Today the University of Newcastle released details about the interim outcomes of its ‘Course Optimisation’ review of course structures.
The University has undertaken an in-depth review of its academic course structures to reduce the complexity of its degree programs and allow resources to be better aligned with student demand and future workforce needs. This will significantly remove duplication, streamline degree structures, and foster better interdisciplinary collaboration. The project is a foundational initiative of the University’s Looking Ahead Strategic Plan (2020-2025), and will help deliver financial benefits that will ensure the long-term sustainability of the University.
Today the University wrote to its staff and students to inform them of the outcomes of the review so far, and invite their feedback.
Vice-Chancellor Professor Alex Zelinsky AO said: “We want to enhance our education approach to build capacity for our students and have more room in our timetables for skills development and work integrated learning. This will be key to preparing our students for life beyond university.
“We have flagged for some time now the need to consolidate the courses we offer if we’re to enhance the way we educate. The financial impact of COVID-19 has accelerated the need for these planned changes,” he said.
Currently the University offers more than 100 undergraduate degree programs, and 90 postgraduate degrees, made up of more than 2200 course subjects. The review has identified three undergraduate and 19 postgraduate degree programs for potential suspension in 2021, as well as around 500 individual courses for discontinuation.
“By streamlining our portfolio and redirecting valuable resources, we are able to offer our students future-focused degree programs. For example, we will be able to embed work integrated learning into every degree, and encourage critical thinking and multidisciplinary collaboration by bringing students together from several degrees to learn core skills together.”
The Vice-Chancellor made it clear that all current students will be able to complete the degree program in which they are enrolled. In many cases, they will see enhanced opportunities in their remaining years, which will be available to them, should they wish. “Our focus is on improving the student experience.

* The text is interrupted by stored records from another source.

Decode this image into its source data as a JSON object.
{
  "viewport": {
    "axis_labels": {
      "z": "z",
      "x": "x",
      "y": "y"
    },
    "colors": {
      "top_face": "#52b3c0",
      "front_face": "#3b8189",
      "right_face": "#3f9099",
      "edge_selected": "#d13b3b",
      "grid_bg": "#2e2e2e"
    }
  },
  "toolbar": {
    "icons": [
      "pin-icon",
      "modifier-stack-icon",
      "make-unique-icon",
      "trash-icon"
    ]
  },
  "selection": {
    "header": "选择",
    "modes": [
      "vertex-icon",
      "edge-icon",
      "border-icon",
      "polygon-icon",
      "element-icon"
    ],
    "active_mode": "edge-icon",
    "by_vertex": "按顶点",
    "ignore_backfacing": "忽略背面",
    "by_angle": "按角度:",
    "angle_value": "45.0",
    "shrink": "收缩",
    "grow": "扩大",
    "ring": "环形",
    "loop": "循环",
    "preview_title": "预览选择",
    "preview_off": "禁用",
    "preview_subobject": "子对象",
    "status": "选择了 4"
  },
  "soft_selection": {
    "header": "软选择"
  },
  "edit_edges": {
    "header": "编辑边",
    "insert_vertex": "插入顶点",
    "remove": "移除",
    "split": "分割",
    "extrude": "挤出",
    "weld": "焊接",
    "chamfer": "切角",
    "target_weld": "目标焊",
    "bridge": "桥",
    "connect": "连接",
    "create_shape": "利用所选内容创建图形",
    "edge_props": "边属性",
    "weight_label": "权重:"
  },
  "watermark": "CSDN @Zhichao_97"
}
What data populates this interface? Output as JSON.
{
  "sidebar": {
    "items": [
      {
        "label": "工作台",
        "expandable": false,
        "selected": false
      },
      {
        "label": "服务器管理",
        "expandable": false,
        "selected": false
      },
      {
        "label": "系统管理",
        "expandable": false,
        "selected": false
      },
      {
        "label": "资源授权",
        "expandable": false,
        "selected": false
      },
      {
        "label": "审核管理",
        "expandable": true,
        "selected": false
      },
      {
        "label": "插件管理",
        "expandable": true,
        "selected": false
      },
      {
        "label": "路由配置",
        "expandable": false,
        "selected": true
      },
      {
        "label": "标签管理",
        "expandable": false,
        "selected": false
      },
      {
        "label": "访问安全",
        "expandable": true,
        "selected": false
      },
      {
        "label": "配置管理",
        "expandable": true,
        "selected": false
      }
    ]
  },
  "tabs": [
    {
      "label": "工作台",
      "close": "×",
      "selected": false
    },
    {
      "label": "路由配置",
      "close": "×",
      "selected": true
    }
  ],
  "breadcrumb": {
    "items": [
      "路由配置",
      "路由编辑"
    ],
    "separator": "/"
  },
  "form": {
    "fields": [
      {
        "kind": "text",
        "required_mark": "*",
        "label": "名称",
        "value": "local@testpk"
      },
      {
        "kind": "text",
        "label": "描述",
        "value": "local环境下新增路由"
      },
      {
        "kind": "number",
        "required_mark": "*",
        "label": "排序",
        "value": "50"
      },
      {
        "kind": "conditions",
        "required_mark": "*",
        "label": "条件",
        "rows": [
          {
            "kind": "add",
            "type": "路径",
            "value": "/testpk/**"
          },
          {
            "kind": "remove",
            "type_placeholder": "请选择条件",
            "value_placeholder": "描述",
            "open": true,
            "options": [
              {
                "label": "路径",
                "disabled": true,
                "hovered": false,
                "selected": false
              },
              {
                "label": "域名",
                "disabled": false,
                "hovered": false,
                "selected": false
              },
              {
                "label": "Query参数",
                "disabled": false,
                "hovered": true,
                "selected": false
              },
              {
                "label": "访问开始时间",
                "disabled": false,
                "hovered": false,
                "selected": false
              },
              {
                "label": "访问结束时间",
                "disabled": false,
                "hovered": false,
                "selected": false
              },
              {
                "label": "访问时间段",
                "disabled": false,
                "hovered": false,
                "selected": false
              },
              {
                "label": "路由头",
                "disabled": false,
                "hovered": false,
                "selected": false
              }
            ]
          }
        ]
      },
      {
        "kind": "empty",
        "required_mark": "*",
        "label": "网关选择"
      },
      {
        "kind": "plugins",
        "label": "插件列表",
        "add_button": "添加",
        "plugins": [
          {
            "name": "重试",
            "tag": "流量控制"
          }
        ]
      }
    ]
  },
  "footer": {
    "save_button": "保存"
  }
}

Our students can feel comfortable with their degree selection knowing we will help them map the best program to achieve their study and career goals,” he said.
The programs and courses that have been identified for potential suspension or discontinuation have been discussed at Faculty Board meetings this week and will be submitted to the University’s Program and Course Approval Committee (PCAC) for consideration and noting in October.
Following this meeting, the University will continue curriculum mapping, transition planning and undertaking further staff and stakeholder consultation. It will also undertake workforce planning, recognising that a reduction in overall course load will result in less staff required to deliver it.
Curriculum changes will be in effect from Semester 1 2021, with the new timetable published in December.
|Undergraduate degree programs proposed for suspension in 2021:|
Note: The Bachelor of Mechatronics Engineering (Honours), the Bachelor of Science and the Bachelor of Business will all continue.
|Postgraduate degree programs proposed for suspension in 2021:|